3. Saban’s return: In a move that sent shockwaves throughout the league, particularly Louisiana, Nick Saban returned to the SEC in 2007 -- but not to LSU. After initially saying he wasn’t going to be the Alabama coach, Saban reconsidered and left the Miami Dolphins for an eight-year, $32 million deal. His challenge was to restore the Crimson Tide to national prominence. It’s taken him all of three years to do that.
4. Dawning of the spread: Urban Meyer arrived in 2005 at Florida with his spread option offense. Initially, there were rumblings that it wouldn't work in the SEC given the caliber of defenses in this league. The truth is that Meyer's spread has changed the way defenses play in this league, and it's an offense that's being run in some form all over college football now. It's also an offense that's been pretty good to the Gators. They've won two national titles on Meyer's watch.
5. Tebow’s speech: It’s already been immortalized on a plaque that sits just outside the front entrance to Florida’s football facility. Tim Tebow made an emotional promise to fans following the 31-30 home loss to Ole Miss in 2008 that nobody would outwork him or his teammates the rest of the way. The Gators responded by winning their next 22 games, including the 2008 national championship.
6. LSU’s Bluegrass Miracle: It was easily the wildest ending of the decade. Kentucky had just kicked a field goal to take a 30-27 lead (and seemingly) the win over LSU with 11 seconds left. Kentucky coach Guy Morriss had already been doused with Gatorade. But on the game’s last play, LSU’s Marcus Randall uncorked a ball down the field that Michael Clayton tipped and somehow hit teammate Devery Henderson in stride. As Henderson crossed the goal line with his improbable 75-yard touchdown catch, Kentucky fans on the other end of the field were already tearing down the goal post in celebration.

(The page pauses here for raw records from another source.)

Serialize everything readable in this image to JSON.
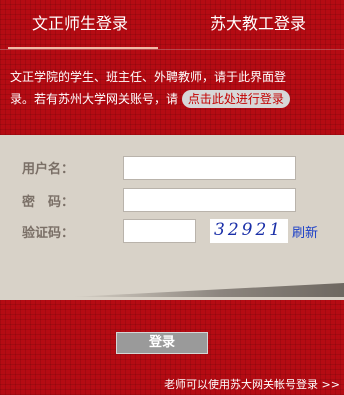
{
  "tabs": [
    {
      "label": "文正师生登录"
    },
    {
      "label": "苏大教工登录"
    }
  ],
  "notice": {
    "line1": "文正学院的学生、班主任、外聘教师，请于此界面登",
    "line2": "录。若有苏州大学网关账号，请",
    "link": "点击此处进行登录"
  },
  "form": {
    "username_label": "用户名：",
    "password_label": "密　码：",
    "captcha_label": "验证码：",
    "username_value": "",
    "password_value": "",
    "captcha_value": "",
    "captcha_image_text": "32921",
    "refresh_label": "刷新"
  },
  "login_button": "登录",
  "footer_link": "老师可以使用苏大网关帐号登录 >>",
  "colors": {
    "background": "#b50b13",
    "form_panel": "#d8d2c8",
    "label": "#7a6f66",
    "link_blue": "#1a3fc8"
  }
}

7. Croom’s hiring: Sylvester Croom became the first black head football coach in SEC history in 2004 when Mississippi State hired him to replace Jackie Sherrill. Croom played in the SEC at Alabama under Bear Bryant and had been interviewed for the Alabama head job the year before, although he didn’t get it. Croom’s Bulldogs won the Liberty Bowl in 2007, but he was ousted following the next season when Mississippi State dipped to 4-8.
8. Prothro’s catch: If you’re looking for the catch of the decade, look no further than Tyrone Prothro’s acrobatic catch in Alabama’s 30-21 win over Southern Miss in 2005. On the dead run, Prothro reached around the defender’s neck to pull in the ball and held on despite everyone crashing to the turf. Tragically, three games later, Prothro’s football career came to an end when he snapped his lower leg against Florida.
9. Johnson’s catch: Michael Johnson’s leaping 19-yard touchdown catch from David Greene on a fourth-and-15 play with 1:25 to play sent Georgia to a thrilling 24-21 win over Auburn, clinching the first Eastern Division title for the Bulldogs. They went on to win the SEC championship in 2002, their first in two decades.
10. Spurrier's return: Steve Spurrier won six SEC championships at Florida, but left to take his shot at the NFL following the 2001 season. The Head Ball Coach lasted just two seasons with the Washington Redskins. Itching to get back into college football, he shocked everybody when he agreed to take over at South Carolina in 2005. It’s been an uphill battle for him ever since, as the Gamecocks have lost at least five games every season he’s been there.